X-ray company owner convicted in nursing home patient's death

The owner of a mobile diagnostic imaging company that provided services to nursing homes on the East Coast is facing a possible life sentence in the death of two patients.

Rafael Chikvashvili, owner of Baltimore-based Alpha Diagnostics LLC, was convicted Wednesday of two counts of healthcare fraud resulting in death, wire fraud, false statements and aggravated identity theft. He faces a maximum sentence of life in prison for each of the counts of healthcare fraud resulting in death. Separately, he faces up to 20 years on the other charges.

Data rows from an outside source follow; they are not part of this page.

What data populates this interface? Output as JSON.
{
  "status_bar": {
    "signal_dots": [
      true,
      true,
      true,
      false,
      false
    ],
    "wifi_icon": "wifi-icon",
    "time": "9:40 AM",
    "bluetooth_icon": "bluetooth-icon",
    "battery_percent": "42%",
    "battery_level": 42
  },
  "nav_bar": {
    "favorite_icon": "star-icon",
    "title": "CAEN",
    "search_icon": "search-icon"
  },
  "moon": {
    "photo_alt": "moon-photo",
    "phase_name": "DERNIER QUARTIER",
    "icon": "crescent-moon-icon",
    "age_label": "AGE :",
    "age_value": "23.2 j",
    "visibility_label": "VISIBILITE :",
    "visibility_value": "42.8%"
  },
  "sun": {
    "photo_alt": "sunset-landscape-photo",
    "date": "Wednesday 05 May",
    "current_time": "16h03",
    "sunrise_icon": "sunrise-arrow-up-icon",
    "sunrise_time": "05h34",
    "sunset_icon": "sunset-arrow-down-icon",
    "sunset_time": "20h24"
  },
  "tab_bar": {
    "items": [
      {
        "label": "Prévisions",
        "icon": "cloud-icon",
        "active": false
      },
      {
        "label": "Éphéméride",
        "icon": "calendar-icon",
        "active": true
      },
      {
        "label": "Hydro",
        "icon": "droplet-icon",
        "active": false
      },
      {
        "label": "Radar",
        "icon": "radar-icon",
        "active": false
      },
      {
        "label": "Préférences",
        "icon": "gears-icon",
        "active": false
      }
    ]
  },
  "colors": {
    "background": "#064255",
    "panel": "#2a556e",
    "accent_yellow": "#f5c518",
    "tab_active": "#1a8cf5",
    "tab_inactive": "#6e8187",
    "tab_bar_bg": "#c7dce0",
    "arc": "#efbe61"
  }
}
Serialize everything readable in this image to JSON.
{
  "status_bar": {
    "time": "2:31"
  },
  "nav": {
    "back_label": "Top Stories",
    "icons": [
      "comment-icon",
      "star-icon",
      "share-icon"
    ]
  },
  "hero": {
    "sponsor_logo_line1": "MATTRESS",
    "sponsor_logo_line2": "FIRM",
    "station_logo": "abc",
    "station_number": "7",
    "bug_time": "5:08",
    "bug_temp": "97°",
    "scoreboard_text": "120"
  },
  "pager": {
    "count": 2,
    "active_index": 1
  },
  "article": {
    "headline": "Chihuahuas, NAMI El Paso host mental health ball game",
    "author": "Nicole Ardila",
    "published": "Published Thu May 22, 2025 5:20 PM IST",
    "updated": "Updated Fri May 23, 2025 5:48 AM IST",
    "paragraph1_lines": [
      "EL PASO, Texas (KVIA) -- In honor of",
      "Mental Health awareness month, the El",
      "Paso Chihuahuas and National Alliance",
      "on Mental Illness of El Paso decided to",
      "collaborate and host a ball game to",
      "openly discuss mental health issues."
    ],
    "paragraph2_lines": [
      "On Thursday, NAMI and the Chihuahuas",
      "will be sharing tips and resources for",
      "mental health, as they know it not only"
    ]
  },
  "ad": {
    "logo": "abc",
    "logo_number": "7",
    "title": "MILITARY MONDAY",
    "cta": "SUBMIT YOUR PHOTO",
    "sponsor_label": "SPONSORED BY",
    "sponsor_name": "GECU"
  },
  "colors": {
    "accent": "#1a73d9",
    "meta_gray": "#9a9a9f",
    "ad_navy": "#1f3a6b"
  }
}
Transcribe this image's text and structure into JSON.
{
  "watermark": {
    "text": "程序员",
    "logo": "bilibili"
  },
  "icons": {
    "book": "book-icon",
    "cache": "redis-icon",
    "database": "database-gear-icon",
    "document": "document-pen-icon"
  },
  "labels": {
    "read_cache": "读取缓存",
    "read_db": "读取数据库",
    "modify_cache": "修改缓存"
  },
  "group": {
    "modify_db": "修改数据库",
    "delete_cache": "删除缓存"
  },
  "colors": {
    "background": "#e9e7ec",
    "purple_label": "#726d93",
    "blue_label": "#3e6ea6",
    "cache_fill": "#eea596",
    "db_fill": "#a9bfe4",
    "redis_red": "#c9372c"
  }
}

Chikvashvili allegedly created false radiology and ultrasound reports for patients, and submitted reimbursement claims for services that were never provided, or that Alpha was not licensed to provide. He also instructed non-physician employees to interpret X-rays, ultrasounds and cardiologic examinations and draft false physician reports. Chikvashvili would then forge a physician's signature on the reports and submit them to Medicare.

Two patients died as a result of having their X-rays interpreted by unqualified Alpha employees, authorities say.

Alpha employees misinterpreted the chest X-ray of one nursing home resident with congestive heart failure, who remained at the facility instead of being transferred to a hospital for treatment. She died four days later. If she had been moved to a hospital, her life expectancy would have increased, witnesses said.

A second patient's chest X-ray showed mild congestive heart failure, which raises the risk of bleeding during surgery. An Alpha employee failed to detect the heart failure on the patient's X-ray, and the patient was cleared to undergo elective surgery. She experienced significant bleeding during and after the surgery, and died six days later.

Alpha Diagnostics submitted claims to Medicare for both patients, saying their X-rays had been interpreted by licensed radiologists. The company, which provided services in Maryland, Delaware, Pennsylvania, Virginia and the District of Columbia, defrauded Medicare and Medicaid out of $7.5 million between 1997 and 2013, authorities said.

"The evidence showed that Rafael Chikvashvili failed to provide medical services to patients who needed them, and billed for services that he did not provide," U.S. Attorney Rod J. Rosenstein said in a news release.